US-Dakota War of 1862
The causes of the US-Dakota War of 1862 were many and it remains one of the most important events in Minnesota history. The effects of the war can still be felt today. To learn more about the war itself, visit the US-Dakota War of 1862 website.
Between 1805 and 1858, treaties made between the US government and the Dakota nation reduced Dakota lands and significantly altered Minnesota's physical, cultural, and political landscape. These treaties had serious implications for the future of Dakota-US government relations. It is probable that many Dakota left treaty negotiations feeling cheated because often large portions of the annuity money promised to the Dakota in exchange for land went immediately to traders who made claims of debts owed by the Dakota. By 1862 delayed annuity payments from the US government, coupled with crop failures and the refusal by traders and Indian agents to extend credit to the Dakota, left many Dakota people hungry and desperate. On Aug 18, 1862, a group of Dakota soldiers began attacking trading posts and settlements along the Minnesota River Valley, and the US-Dakota War of 1862 began.

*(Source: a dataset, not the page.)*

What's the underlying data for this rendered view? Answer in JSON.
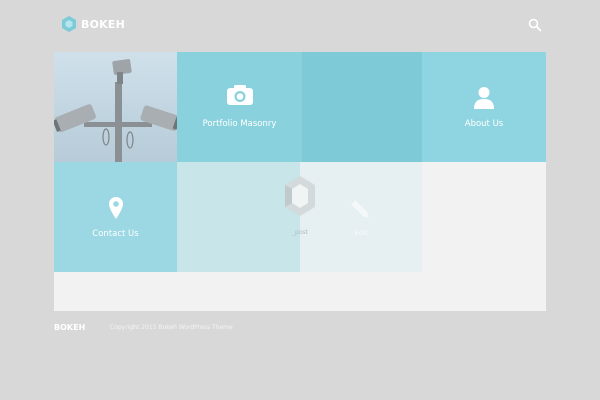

Soon after the fighting began, Sibley was appointed colonel by Minnesota Governor Alexander Ramsey and given command of the state’s military response. On Aug 20, 1862, Col. Sibley and the 6th Minnesota Infantry, a hastily formed regiment of local volunteers and army troops, marched from Fort Snelling toward the town of St. Peter. After waiting several days for supplies and reinforcements, Sibley and his forces advanced toward Fort Ridgely with approximately 1,400 soldiers, arriving on Aug 28. After reinforcing Fort Ridgely, Sibley focused on training the troops for further battles with the Dakota. While at the fort, Sibley sent out a burial party to locate and bury the remains of civilians. The burial party was attacked by Dakota soldiers at Birch Coulee on Sep 2, 1862. When reports of the attack arrived at Fort Ridgely, Sibley immediately left for the fighting with the remainder of his force, which by that time included two companies of the 7th Minnesota Infantry. After the Dakota withdrew from the battle, Sibley and his troops returned to Fort Ridgely to continue their training.
In early September, Sibley tried to negotiate a settlement with Taoyateduta, but Taoyateduta did not agree to stop the fighting. He explains the reasons for the war and states that he is willing to release prisoners. Sibley demanded surrender, but Taoyateduta refused. Under considerable political pressure to defeat the Dakota quickly, Sibley and his troops moved up the Minnesota River, arriving at Lone Tree Lake (mistakenly identified as Wood Lake) where they camped on the night of Sep 22. The next morning several soldiers from the newly arrived 3rd Minnesota Infantry left camp to forage for food and stumbled upon a group of Dakota soldiers who had been preparing to attack Sibley’s forces. The ensuing Battle of Wood Lake on Sep 23, 1862, was the last major battle of the US-Dakota War of 1862, resulting in a decisive defeat for the Dakota.